§ **The data**

--------------------

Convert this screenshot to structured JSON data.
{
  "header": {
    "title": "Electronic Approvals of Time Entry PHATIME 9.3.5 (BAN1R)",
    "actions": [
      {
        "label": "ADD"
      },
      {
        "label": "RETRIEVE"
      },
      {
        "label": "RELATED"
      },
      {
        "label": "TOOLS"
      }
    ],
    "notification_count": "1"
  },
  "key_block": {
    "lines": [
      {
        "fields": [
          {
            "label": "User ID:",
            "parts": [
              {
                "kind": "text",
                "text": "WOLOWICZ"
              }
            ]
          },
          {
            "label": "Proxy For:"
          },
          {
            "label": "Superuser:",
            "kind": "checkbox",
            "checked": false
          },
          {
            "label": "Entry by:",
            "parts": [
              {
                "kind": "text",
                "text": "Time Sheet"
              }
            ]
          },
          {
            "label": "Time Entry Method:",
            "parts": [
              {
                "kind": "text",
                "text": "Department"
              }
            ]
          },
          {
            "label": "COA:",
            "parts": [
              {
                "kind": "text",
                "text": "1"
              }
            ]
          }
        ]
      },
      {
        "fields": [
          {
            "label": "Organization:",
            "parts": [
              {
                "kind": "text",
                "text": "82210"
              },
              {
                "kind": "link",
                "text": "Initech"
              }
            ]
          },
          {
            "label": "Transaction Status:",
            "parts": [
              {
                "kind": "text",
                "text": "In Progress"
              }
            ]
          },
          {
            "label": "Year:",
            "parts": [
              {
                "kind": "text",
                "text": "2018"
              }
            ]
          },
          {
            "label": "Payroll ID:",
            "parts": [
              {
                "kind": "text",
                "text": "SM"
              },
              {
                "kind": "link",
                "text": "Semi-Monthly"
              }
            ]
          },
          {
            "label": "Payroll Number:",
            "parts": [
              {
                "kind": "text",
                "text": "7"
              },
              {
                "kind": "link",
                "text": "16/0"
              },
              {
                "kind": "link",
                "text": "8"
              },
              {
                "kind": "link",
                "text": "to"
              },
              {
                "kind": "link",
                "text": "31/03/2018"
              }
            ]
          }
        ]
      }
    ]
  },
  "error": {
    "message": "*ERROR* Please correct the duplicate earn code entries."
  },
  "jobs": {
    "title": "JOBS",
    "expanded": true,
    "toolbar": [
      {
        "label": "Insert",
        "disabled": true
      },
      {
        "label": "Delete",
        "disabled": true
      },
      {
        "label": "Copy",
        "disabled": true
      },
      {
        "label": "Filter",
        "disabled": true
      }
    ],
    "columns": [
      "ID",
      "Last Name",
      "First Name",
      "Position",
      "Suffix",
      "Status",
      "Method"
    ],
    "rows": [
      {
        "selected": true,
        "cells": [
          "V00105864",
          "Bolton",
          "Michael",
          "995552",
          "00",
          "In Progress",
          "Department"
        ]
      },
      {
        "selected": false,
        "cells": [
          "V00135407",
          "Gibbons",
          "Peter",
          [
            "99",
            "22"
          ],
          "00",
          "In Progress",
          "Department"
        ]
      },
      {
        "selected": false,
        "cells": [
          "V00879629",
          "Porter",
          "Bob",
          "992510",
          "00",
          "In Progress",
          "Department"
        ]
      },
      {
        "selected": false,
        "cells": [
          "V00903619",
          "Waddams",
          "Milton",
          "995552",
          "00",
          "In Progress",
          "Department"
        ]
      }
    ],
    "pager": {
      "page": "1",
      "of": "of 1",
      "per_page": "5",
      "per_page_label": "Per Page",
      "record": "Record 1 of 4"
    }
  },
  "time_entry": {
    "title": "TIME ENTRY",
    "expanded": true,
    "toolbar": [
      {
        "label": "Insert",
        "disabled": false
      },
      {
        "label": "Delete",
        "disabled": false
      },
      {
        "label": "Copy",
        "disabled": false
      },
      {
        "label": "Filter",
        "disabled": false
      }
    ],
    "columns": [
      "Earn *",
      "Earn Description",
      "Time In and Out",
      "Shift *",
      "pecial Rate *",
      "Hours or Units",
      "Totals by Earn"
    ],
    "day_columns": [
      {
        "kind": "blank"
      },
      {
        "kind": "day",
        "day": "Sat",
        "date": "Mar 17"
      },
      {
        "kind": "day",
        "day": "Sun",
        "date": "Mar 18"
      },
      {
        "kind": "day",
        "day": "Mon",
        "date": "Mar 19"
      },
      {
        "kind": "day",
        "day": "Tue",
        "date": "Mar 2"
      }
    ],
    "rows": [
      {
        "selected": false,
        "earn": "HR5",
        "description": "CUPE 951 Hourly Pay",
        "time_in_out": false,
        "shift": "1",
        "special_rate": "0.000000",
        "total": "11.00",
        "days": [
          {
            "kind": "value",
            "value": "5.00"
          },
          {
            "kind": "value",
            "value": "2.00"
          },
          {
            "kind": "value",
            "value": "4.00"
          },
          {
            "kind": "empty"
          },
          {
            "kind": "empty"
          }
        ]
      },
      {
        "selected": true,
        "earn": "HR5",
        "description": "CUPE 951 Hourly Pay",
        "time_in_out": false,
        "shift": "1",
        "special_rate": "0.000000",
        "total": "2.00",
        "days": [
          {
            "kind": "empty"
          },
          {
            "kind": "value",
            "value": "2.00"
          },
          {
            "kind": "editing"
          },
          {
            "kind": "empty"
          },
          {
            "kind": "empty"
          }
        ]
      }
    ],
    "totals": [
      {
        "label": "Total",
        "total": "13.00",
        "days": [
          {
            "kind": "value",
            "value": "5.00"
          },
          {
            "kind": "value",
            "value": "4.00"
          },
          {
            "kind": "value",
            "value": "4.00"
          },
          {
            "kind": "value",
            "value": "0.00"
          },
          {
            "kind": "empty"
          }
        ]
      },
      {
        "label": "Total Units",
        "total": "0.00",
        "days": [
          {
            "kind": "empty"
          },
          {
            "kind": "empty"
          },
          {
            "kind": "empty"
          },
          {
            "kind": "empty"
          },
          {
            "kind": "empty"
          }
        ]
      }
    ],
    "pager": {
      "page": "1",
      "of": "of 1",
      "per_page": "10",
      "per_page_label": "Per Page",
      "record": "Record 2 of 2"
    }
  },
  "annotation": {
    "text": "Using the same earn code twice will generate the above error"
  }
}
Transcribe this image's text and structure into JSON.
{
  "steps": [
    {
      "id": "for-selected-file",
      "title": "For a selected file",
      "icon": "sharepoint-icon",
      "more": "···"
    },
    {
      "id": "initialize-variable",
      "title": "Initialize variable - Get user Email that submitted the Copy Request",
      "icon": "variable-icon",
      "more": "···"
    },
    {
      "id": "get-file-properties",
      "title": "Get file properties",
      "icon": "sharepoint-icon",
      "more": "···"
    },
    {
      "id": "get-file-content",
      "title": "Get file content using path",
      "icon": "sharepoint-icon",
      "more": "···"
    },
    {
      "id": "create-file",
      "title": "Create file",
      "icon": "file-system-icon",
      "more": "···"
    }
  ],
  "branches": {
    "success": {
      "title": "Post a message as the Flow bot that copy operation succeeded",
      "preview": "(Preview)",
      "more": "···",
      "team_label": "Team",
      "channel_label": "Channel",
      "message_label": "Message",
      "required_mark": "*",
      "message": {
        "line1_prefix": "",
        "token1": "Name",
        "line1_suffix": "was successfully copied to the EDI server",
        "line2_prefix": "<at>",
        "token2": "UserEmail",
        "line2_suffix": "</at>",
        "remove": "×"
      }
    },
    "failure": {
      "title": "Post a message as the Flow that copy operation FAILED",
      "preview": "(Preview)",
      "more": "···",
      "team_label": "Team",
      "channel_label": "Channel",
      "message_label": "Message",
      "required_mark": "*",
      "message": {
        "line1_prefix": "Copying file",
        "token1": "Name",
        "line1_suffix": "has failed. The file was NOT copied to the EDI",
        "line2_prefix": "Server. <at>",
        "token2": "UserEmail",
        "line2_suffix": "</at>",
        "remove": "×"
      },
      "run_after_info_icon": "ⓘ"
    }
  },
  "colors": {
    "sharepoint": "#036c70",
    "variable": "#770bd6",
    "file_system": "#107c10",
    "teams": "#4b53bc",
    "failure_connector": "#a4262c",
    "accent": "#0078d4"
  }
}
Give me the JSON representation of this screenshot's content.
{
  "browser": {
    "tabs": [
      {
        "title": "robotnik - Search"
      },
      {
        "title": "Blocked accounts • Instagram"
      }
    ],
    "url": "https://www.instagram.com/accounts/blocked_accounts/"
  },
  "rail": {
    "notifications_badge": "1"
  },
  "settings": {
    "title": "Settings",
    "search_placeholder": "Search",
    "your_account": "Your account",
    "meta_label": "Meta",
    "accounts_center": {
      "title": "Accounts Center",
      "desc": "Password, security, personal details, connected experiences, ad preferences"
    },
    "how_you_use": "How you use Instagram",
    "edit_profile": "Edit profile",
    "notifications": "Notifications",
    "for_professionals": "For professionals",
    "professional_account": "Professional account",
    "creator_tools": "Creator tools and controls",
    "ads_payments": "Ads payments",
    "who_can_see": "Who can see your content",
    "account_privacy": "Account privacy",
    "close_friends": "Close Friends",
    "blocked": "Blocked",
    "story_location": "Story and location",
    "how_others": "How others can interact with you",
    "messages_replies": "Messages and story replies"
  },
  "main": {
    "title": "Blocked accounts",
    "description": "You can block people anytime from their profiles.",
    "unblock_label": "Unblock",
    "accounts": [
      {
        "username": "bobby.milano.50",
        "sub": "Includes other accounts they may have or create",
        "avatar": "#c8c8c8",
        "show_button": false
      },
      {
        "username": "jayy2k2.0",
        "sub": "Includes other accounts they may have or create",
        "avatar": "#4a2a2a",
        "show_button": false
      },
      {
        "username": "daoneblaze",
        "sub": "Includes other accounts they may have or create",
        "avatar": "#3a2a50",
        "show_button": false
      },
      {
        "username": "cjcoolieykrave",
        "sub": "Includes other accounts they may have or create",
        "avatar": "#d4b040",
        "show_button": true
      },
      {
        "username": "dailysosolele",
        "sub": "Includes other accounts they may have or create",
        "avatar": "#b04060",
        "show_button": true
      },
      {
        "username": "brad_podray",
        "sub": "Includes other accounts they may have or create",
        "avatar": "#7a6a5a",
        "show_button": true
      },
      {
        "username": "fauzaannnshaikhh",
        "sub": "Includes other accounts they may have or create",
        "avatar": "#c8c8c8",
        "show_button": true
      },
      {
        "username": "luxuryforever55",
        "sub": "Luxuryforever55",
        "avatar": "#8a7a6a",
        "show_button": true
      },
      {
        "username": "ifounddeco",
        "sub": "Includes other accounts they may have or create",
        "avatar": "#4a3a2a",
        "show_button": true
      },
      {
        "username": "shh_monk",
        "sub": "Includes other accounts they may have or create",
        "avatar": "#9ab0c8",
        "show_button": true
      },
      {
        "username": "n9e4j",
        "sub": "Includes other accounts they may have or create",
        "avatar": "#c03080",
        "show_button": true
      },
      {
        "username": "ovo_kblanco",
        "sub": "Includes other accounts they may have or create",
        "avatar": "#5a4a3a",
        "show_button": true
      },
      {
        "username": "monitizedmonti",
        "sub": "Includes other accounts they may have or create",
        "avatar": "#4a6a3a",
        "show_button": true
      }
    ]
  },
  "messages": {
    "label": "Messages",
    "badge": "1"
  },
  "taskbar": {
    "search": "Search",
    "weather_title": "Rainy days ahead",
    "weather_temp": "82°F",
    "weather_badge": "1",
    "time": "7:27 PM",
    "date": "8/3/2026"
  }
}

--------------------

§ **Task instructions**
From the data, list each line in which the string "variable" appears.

§ **Solution for this task**
      "id": "initialize-variable",
      "title": "Initialize variable - Get user Email that submitted the Copy Request",
      "icon": "variable-icon",
    "variable": "#770bd6",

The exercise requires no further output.